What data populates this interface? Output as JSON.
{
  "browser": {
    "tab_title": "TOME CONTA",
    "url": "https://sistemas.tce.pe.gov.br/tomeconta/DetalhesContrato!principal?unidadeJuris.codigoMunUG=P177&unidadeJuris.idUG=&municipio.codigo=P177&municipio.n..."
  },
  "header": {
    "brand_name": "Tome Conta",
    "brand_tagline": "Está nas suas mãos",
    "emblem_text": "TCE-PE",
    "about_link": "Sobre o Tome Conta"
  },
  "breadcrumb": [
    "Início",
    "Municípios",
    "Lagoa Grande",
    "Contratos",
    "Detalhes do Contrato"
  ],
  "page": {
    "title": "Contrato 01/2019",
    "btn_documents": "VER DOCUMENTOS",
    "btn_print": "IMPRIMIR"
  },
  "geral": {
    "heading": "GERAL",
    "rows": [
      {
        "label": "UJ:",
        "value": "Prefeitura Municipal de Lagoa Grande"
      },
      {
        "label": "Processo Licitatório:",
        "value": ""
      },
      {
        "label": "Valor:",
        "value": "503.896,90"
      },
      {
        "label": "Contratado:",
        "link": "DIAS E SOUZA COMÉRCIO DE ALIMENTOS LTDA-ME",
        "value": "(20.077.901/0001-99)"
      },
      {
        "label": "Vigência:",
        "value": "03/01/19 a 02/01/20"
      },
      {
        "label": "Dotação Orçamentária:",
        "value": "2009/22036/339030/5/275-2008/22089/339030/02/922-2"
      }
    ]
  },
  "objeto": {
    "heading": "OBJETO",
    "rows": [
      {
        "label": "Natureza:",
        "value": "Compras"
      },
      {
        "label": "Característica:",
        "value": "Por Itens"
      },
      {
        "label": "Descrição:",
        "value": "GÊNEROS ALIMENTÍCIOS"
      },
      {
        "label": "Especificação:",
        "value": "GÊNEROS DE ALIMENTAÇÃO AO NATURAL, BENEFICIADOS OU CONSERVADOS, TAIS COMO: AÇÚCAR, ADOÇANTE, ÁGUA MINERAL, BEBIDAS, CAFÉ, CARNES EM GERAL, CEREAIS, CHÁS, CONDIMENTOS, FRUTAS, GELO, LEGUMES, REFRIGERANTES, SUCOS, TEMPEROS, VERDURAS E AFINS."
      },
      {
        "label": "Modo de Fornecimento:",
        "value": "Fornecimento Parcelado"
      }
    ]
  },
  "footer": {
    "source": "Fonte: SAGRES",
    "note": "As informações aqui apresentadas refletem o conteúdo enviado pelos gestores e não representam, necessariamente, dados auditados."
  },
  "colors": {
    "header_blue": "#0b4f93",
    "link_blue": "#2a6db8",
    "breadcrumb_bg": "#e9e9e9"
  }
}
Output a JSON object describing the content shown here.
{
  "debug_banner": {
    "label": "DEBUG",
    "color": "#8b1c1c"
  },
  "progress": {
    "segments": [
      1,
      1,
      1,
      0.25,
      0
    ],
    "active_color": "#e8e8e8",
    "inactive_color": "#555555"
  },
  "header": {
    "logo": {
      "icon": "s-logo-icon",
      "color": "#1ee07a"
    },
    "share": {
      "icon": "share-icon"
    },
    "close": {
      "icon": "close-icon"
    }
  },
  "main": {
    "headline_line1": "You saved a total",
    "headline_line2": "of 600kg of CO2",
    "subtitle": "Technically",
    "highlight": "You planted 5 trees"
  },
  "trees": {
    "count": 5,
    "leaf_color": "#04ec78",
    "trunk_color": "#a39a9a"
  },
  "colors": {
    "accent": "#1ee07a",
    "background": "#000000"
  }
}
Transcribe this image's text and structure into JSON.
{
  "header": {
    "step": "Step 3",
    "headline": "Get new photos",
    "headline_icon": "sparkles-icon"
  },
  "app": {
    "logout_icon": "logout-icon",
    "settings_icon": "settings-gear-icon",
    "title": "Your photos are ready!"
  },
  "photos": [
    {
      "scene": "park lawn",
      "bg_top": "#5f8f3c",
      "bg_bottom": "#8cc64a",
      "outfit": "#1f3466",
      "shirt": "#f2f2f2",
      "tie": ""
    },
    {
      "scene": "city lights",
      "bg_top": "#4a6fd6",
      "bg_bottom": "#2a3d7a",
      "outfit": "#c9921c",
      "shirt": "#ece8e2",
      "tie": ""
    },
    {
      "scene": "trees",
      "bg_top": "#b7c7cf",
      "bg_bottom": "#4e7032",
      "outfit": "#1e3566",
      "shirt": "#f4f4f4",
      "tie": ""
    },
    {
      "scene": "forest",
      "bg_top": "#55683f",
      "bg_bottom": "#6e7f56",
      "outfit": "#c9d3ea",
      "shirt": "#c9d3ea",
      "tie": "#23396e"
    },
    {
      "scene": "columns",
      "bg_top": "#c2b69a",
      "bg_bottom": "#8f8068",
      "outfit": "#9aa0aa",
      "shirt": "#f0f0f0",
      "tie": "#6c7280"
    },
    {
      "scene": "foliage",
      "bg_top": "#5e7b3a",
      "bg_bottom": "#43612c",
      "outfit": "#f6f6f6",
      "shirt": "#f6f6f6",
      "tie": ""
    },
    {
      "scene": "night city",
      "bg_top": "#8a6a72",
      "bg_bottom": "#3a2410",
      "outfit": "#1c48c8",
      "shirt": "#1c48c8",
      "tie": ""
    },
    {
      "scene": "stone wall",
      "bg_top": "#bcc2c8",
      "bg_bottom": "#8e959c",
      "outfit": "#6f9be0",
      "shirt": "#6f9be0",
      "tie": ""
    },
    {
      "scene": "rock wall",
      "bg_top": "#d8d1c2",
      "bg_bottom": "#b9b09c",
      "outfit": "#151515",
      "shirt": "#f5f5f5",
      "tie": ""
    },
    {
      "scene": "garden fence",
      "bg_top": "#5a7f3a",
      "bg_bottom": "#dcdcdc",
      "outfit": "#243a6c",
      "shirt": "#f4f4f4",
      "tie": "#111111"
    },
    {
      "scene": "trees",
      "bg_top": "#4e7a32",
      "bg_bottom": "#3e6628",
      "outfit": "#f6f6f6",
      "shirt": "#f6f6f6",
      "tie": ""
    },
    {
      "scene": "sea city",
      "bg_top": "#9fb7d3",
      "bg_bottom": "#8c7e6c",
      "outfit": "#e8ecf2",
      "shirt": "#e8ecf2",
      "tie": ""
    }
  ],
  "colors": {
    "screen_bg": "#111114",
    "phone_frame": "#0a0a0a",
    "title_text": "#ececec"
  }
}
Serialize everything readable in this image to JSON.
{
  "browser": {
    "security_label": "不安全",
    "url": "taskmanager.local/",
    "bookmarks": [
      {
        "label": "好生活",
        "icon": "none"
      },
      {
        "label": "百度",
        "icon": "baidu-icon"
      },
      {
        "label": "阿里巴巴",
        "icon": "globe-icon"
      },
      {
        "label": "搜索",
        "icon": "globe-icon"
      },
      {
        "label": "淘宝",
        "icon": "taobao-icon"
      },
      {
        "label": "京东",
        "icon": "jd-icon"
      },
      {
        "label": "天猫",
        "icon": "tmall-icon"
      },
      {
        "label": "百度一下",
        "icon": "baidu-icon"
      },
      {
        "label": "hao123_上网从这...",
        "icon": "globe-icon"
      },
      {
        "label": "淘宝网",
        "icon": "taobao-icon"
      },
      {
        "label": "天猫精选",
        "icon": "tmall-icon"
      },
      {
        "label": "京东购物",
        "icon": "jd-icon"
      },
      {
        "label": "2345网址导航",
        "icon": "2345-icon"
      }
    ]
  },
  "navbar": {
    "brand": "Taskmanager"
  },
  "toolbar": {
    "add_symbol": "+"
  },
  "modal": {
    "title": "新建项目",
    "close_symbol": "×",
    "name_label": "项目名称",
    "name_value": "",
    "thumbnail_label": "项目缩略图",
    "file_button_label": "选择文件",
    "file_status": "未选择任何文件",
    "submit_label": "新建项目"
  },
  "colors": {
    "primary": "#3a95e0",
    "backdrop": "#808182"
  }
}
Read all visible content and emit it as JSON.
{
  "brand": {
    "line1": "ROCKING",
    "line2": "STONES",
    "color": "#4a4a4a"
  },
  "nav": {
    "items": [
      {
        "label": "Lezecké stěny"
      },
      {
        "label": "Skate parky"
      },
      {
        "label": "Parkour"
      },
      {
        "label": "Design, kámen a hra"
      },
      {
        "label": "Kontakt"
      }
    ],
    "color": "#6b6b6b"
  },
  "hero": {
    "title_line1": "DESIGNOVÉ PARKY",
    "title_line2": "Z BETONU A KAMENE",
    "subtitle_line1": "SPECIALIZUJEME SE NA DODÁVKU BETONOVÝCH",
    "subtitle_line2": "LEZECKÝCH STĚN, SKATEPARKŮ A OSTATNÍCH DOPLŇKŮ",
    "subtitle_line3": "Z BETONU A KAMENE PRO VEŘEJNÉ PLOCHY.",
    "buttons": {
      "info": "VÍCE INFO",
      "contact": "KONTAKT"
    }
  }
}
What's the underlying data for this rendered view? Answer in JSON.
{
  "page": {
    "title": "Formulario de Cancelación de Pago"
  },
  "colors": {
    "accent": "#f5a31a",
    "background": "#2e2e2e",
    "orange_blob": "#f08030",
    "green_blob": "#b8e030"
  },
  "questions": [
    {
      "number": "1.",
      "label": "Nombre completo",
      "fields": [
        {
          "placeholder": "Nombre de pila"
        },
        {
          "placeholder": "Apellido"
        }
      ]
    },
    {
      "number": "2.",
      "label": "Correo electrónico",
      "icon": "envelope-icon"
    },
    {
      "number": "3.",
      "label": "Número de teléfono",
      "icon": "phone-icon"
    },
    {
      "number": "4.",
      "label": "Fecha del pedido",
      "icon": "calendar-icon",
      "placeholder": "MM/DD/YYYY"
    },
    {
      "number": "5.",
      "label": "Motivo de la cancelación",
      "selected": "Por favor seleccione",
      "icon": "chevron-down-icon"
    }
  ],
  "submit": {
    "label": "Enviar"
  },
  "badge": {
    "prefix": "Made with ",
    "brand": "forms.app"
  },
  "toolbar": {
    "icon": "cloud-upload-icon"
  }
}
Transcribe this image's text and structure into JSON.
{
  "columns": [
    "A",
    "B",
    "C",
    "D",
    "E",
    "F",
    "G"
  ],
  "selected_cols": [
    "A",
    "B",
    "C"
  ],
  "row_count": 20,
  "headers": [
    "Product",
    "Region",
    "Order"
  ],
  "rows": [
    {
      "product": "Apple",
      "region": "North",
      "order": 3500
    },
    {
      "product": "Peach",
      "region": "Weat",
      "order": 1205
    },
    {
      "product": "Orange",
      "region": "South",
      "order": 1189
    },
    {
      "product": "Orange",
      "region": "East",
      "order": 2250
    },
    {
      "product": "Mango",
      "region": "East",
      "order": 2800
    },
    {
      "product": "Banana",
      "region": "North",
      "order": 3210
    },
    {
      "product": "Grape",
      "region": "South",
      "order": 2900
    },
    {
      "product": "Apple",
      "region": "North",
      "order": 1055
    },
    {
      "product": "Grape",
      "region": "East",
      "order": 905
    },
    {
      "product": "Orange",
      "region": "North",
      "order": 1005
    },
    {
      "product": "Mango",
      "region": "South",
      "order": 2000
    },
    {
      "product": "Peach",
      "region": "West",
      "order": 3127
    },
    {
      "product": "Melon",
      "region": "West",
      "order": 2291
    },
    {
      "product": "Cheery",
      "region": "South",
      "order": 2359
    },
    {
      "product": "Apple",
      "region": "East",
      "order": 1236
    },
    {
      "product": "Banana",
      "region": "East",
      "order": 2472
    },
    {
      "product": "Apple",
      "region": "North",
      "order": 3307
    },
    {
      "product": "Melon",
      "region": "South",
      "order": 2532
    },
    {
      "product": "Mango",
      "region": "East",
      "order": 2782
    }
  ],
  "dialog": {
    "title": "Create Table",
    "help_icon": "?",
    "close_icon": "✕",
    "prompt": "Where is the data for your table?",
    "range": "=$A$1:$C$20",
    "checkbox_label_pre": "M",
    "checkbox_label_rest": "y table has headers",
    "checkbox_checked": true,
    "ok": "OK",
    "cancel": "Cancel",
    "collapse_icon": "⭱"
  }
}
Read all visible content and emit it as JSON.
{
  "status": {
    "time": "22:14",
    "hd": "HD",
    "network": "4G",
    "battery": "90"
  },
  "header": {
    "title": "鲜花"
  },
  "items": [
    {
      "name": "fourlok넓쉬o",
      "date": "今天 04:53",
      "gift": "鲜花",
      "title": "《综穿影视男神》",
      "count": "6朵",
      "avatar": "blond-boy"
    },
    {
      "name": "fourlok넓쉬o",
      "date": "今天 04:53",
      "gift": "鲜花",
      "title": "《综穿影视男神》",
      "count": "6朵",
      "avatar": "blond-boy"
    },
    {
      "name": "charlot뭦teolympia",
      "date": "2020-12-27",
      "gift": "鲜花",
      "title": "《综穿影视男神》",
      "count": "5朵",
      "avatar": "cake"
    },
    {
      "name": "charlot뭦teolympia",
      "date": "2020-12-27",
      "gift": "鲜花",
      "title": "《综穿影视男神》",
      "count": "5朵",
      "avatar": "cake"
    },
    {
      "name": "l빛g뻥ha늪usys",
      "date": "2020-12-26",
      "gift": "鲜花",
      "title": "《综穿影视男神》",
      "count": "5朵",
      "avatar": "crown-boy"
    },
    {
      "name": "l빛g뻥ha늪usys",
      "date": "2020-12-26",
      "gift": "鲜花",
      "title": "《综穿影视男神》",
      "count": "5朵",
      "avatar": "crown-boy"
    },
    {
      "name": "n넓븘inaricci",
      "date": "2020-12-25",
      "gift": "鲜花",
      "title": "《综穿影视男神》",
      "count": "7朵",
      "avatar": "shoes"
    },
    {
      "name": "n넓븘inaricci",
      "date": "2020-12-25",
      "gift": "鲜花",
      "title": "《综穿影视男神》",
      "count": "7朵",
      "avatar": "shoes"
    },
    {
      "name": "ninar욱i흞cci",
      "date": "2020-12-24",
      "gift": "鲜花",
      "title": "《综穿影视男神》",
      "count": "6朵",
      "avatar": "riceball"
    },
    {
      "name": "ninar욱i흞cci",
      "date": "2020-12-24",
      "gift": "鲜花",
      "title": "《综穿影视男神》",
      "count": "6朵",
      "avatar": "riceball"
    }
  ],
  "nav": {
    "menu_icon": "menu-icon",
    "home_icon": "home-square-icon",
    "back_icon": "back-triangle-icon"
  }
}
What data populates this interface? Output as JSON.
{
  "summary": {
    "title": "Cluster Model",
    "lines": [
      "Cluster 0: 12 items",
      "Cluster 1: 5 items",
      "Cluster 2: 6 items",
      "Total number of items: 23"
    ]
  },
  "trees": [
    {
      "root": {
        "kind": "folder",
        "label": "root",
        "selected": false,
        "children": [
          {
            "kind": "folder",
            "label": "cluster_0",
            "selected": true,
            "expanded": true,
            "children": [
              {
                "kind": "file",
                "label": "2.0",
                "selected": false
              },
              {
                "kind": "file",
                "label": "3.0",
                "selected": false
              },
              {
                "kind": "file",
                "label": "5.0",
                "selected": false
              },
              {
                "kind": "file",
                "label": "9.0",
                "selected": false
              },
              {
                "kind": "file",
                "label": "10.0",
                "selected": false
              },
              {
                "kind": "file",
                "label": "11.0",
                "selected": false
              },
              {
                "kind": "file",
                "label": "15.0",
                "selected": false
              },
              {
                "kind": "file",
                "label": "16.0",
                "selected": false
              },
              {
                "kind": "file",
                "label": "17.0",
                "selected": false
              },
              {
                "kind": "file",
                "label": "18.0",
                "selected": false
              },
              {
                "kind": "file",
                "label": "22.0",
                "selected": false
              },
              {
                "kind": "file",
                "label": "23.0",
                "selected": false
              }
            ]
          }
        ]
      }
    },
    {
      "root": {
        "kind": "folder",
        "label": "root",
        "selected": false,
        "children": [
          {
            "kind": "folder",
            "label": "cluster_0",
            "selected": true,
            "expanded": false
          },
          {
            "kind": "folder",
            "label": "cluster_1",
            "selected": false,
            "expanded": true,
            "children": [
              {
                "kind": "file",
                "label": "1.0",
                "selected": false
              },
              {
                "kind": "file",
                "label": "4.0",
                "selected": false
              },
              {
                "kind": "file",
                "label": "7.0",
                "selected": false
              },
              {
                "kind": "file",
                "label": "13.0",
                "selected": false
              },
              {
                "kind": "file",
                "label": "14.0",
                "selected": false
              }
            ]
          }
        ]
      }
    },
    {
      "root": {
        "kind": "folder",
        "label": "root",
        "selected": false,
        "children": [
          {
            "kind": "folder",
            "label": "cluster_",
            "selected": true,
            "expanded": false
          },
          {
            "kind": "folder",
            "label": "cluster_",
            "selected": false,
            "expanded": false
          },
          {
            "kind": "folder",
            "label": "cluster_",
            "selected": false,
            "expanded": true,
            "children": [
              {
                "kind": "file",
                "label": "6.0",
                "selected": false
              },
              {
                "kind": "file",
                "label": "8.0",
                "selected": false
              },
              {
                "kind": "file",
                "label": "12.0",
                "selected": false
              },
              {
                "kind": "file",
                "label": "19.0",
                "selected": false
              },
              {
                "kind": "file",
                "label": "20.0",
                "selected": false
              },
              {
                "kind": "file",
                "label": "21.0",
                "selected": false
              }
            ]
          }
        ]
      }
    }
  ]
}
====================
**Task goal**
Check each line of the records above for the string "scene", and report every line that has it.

**Solution for this exercise**
      "scene": "park lawn",
      "scene": "city lights",
      "scene": "trees",
      "scene": "forest",
      "scene": "columns",
      "scene": "foliage",
      "scene": "night city",
      "scene": "stone wall",
      "scene": "rock wall",
      "scene": "garden fence",
      "scene": "trees",
      "scene": "sea city",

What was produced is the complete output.